Like humans, dogs differ in personality. For instance, dog breeds like German Shepherds, Pitbulls, and Doberman Pinschers are known to be naturally aggressive, especially when they feel threatened, scared, or in danger. Meanwhile, there are also dog species who are calm and don’t show aggressiveness easily unless they’re hurt. Some of the calmer breeds include the Greyhounds, St. Bernards, Great Danes, Pugs, and Labrador Retrievers. Such breeds are often preferred by families and children due to their peaceful nature.
As for the aggressive dogs, such behaviour may not be entirely changed, but it can be lessened if you feed them with low-protein food. Tryptophan is a vital amino acid that’s primarily found in protein and is helpful for your dog’s serotonin production, which can help stabilize their mood and aggressiveness. There are also aggressive dogs who are given tryptophan supplements instead of only depending on the low-protein food.
4. Lethargic Behaviours
Have you noticed your dog suddenly becoming overweight and sluggish? You may think that your dog is only naturally tired, but the truth is that it has to do with the food you’re feeding them. Dogs that are overweight and are always sleepy may be caused by all the artificial additives you’re feeding him. You can find these additives in food that are filled with colouring, preservatives, and flavouring. As a result, your dog has lesser energy to be physically active, and you’ll mostly find them sleeping or sitting in a corner for long periods.
Furthermore, their sedentary and lethargic behaviour may also be accompanied by symptoms such as scurfy coat, bad breath, loose stools, and dry skin. But, the good news is that your dog’s lethargic behaviour can still be treated as long as you start feeding them with high-quality, healthy food that’s rich in protein and less in artificial additives.
5. Disruptive Behaviours
Most experts recommend that dogs must be fed at least twice a day—once in the morning and once in the evening. There are also dogs who are fed only once a day, but that only depends on whether your vet has recommended it. However, if you keep on feeding your dog an inadequate amount of food, it’ll start affecting their behaviour, too.
If your dog isn’t getting enough food and is left to feel hungry for long periods, they may start showing disruptive behaviours, such as eating faeces, scavenging, and wrecking all garbage bags they find to search for food. Some dogs who aren’t satisfied with their diet due to the lack of nutrients can also resort to disruptive behaviours. They’ll start eating non-food items, like plants, soil, and plastic.
To prevent this from happening, it’s your responsibility to feed your pet with proper nutrients and follow the eating schedule your vet has advised you.
If your dog exhibits signs of behavioural problems, like any of the ones mentioned above, don’t hesitate to consult your veterinarian before switching up anything in their diet.
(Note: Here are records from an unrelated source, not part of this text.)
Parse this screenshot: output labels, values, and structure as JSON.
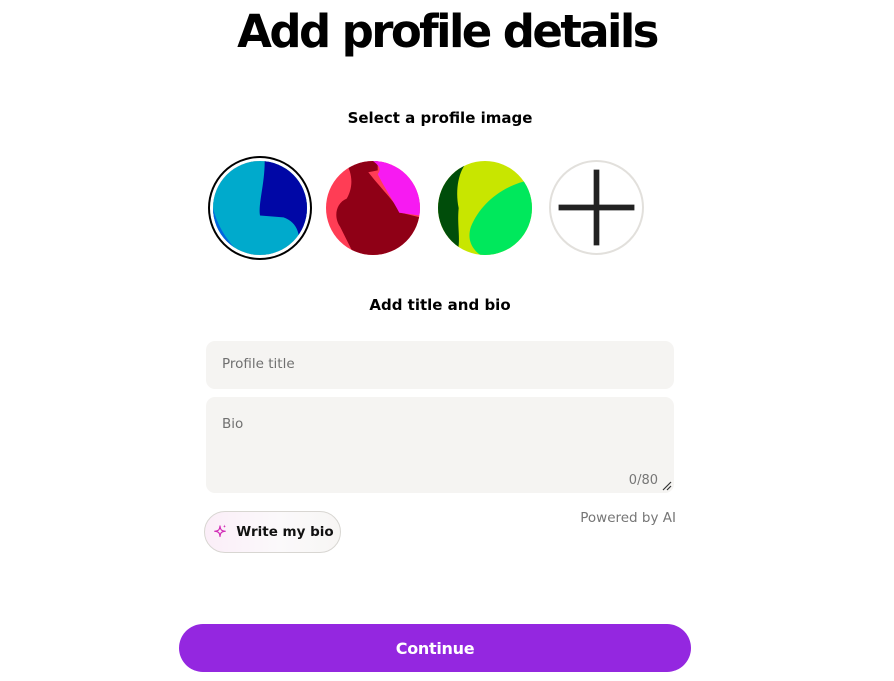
{
  "page": {
    "title": "Add profile details"
  },
  "profile_image": {
    "label": "Select a profile image",
    "options": [
      {
        "name": "avatar-blue",
        "colors": [
          "#00aacc",
          "#0007a6",
          "#0064e0"
        ],
        "selected": true
      },
      {
        "name": "avatar-red",
        "colors": [
          "#ff3d55",
          "#8f0016",
          "#f71af2"
        ],
        "selected": false
      },
      {
        "name": "avatar-green",
        "colors": [
          "#c8e600",
          "#00e85c",
          "#004d0a"
        ],
        "selected": false
      }
    ],
    "add_icon": "plus-icon"
  },
  "bio_section": {
    "label": "Add title and bio",
    "title_placeholder": "Profile title",
    "bio_placeholder": "Bio",
    "counter": "0/80"
  },
  "ai": {
    "write_bio_label": "Write my bio",
    "write_bio_icon": "sparkle-icon",
    "powered_by": "Powered by AI"
  },
  "actions": {
    "continue_label": "Continue"
  },
  "colors": {
    "accent": "#9427e0",
    "field_bg": "#f5f4f2"
  }
}
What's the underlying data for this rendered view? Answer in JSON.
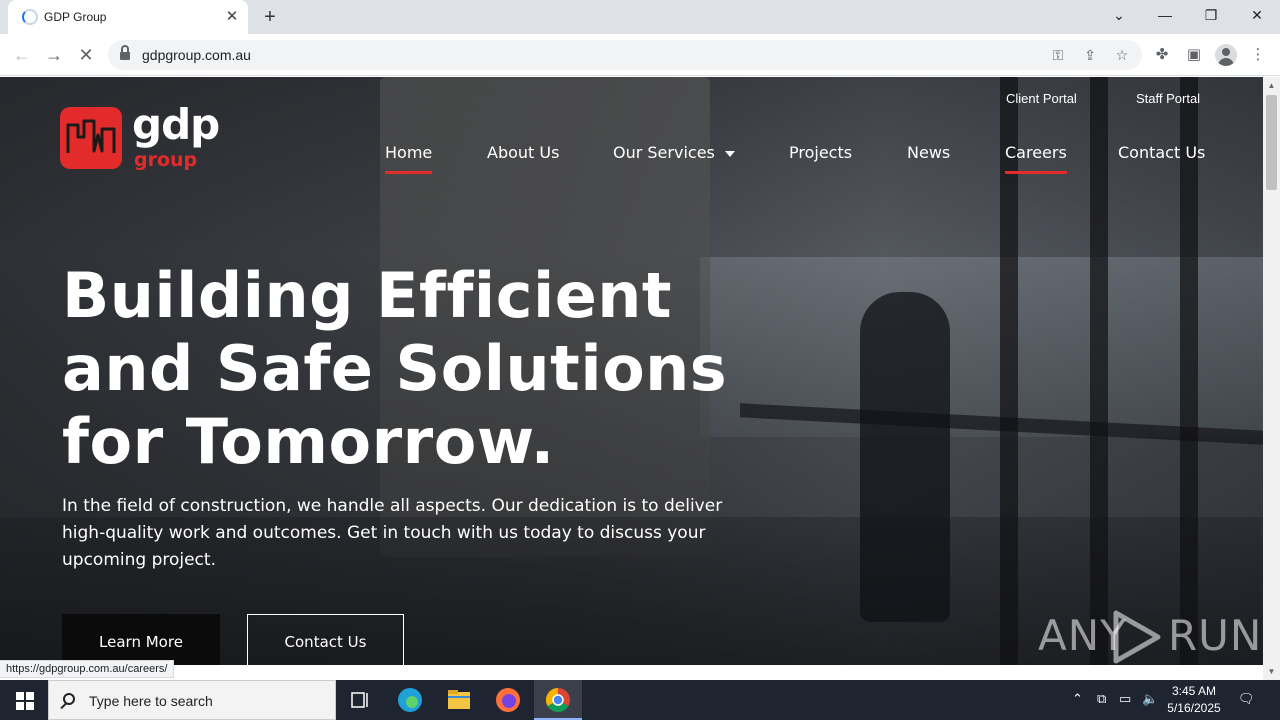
{
  "browser": {
    "tab_title": "GDP Group",
    "url": "gdpgroup.com.au",
    "status_url": "https://gdpgroup.com.au/careers/"
  },
  "site": {
    "logo_main": "gdp",
    "logo_sub": "group",
    "utility_links": [
      "Client Portal",
      "Staff Portal"
    ],
    "nav": {
      "home": "Home",
      "about": "About Us",
      "services": "Our Services",
      "projects": "Projects",
      "news": "News",
      "careers": "Careers",
      "contact": "Contact Us"
    },
    "hero_title_lines": [
      "Building Efficient",
      "and Safe Solutions",
      "for Tomorrow."
    ],
    "hero_copy_lines": [
      "In the field of construction, we handle all aspects. Our dedication is to deliver",
      "high-quality work and outcomes. Get in touch with us today to discuss your",
      "upcoming project."
    ],
    "cta_primary": "Learn More",
    "cta_secondary": "Contact Us",
    "accent_color": "#e32b2b"
  },
  "watermark": {
    "left": "ANY",
    "right": "RUN"
  },
  "taskbar": {
    "search_placeholder": "Type here to search",
    "time": "3:45 AM",
    "date": "5/16/2025"
  }
}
Nutrition and food quality can significantly affect your dog’s behaviour, alongside other contributing factors, such as lifestyle and the living environment. Now that you know how massive nutrition’s impact is on your pet, make sure you start feeding them with a well-balanced diet to keep them both happy and healthy.